Data for analysis Start Marker

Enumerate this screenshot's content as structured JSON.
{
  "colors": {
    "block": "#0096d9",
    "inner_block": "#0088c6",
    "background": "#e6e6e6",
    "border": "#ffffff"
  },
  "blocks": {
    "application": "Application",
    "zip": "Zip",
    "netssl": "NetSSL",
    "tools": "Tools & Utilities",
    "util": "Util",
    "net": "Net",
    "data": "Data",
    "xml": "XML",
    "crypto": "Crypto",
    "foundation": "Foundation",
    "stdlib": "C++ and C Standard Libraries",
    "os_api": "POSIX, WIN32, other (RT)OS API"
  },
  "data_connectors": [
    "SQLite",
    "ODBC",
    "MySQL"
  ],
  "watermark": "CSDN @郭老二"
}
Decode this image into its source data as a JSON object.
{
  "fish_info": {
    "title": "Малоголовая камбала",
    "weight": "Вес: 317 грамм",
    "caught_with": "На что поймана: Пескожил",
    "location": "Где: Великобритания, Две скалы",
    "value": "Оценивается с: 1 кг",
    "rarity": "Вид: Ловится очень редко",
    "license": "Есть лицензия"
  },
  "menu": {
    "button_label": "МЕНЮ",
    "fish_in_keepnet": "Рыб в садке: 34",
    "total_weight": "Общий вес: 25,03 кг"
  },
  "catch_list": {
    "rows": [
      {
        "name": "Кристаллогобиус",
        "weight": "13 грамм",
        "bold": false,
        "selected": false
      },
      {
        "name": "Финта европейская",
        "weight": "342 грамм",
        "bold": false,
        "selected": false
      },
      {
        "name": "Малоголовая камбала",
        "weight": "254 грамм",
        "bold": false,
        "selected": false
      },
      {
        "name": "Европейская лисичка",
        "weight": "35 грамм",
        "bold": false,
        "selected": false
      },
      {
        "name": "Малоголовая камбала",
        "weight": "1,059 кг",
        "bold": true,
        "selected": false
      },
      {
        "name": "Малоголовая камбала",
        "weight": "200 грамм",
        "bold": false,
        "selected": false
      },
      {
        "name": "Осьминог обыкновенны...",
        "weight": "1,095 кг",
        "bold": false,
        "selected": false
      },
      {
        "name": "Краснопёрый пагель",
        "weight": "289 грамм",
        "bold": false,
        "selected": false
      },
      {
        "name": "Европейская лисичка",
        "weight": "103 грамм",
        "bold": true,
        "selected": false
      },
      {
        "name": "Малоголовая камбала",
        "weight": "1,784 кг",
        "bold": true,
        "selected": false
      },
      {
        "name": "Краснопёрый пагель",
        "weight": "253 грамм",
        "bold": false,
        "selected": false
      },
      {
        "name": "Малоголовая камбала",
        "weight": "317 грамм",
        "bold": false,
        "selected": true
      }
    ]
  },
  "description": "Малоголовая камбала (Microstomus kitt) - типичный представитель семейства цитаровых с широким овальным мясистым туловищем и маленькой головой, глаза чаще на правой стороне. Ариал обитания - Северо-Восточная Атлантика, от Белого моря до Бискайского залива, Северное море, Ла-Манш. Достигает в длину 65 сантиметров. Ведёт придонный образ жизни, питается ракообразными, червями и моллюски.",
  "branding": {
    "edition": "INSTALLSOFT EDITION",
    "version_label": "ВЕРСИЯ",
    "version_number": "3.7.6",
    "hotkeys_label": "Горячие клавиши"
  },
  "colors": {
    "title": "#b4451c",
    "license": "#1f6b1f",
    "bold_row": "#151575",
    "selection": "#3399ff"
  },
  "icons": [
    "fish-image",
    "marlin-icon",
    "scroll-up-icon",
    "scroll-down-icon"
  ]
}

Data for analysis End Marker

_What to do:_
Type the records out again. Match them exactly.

_Your solution:_
Enumerate this screenshot's content as structured JSON.
{
  "colors": {
    "block": "#0096d9",
    "inner_block": "#0088c6",
    "background": "#e6e6e6",
    "border": "#ffffff"
  },
  "blocks": {
    "application": "Application",
    "zip": "Zip",
    "netssl": "NetSSL",
    "tools": "Tools & Utilities",
    "util": "Util",
    "net": "Net",
    "data": "Data",
    "xml": "XML",
    "crypto": "Crypto",
    "foundation": "Foundation",
    "stdlib": "C++ and C Standard Libraries",
    "os_api": "POSIX, WIN32, other (RT)OS API"
  },
  "data_connectors": [
    "SQLite",
    "ODBC",
    "MySQL"
  ],
  "watermark": "CSDN @郭老二"
}
Decode this image into its source data as a JSON object.
{
  "fish_info": {
    "title": "Малоголовая камбала",
    "weight": "Вес: 317 грамм",
    "caught_with": "На что поймана: Пескожил",
    "location": "Где: Великобритания, Две скалы",
    "value": "Оценивается с: 1 кг",
    "rarity": "Вид: Ловится очень редко",
    "license": "Есть лицензия"
  },
  "menu": {
    "button_label": "МЕНЮ",
    "fish_in_keepnet": "Рыб в садке: 34",
    "total_weight": "Общий вес: 25,03 кг"
  },
  "catch_list": {
    "rows": [
      {
        "name": "Кристаллогобиус",
        "weight": "13 грамм",
        "bold": false,
        "selected": false
      },
      {
        "name": "Финта европейская",
        "weight": "342 грамм",
        "bold": false,
        "selected": false
      },
      {
        "name": "Малоголовая камбала",
        "weight": "254 грамм",
        "bold": false,
        "selected": false
      },
      {
        "name": "Европейская лисичка",
        "weight": "35 грамм",
        "bold": false,
        "selected": false
      },
      {
        "name": "Малоголовая камбала",
        "weight": "1,059 кг",
        "bold": true,
        "selected": false
      },
      {
        "name": "Малоголовая камбала",
        "weight": "200 грамм",
        "bold": false,
        "selected": false
      },
      {
        "name": "Осьминог обыкновенны...",
        "weight": "1,095 кг",
        "bold": false,
        "selected": false
      },
      {
        "name": "Краснопёрый пагель",
        "weight": "289 грамм",
        "bold": false,
        "selected": false
      },
      {
        "name": "Европейская лисичка",
        "weight": "103 грамм",
        "bold": true,
        "selected": false
      },
      {
        "name": "Малоголовая камбала",
        "weight": "1,784 кг",
        "bold": true,
        "selected": false
      },
      {
        "name": "Краснопёрый пагель",
        "weight": "253 грамм",
        "bold": false,
        "selected": false
      },
      {
        "name": "Малоголовая камбала",
        "weight": "317 грамм",
        "bold": false,
        "selected": true
      }
    ]
  },
  "description": "Малоголовая камбала (Microstomus kitt) - типичный представитель семейства цитаровых с широким овальным мясистым туловищем и маленькой головой, глаза чаще на правой стороне. Ариал обитания - Северо-Восточная Атлантика, от Белого моря до Бискайского залива, Северное море, Ла-Манш. Достигает в длину 65 сантиметров. Ведёт придонный образ жизни, питается ракообразными, червями и моллюски.",
  "branding": {
    "edition": "INSTALLSOFT EDITION",
    "version_label": "ВЕРСИЯ",
    "version_number": "3.7.6",
    "hotkeys_label": "Горячие клавиши"
  },
  "colors": {
    "title": "#b4451c",
    "license": "#1f6b1f",
    "bold_row": "#151575",
    "selection": "#3399ff"
  },
  "icons": [
    "fish-image",
    "marlin-icon",
    "scroll-up-icon",
    "scroll-down-icon"
  ]
}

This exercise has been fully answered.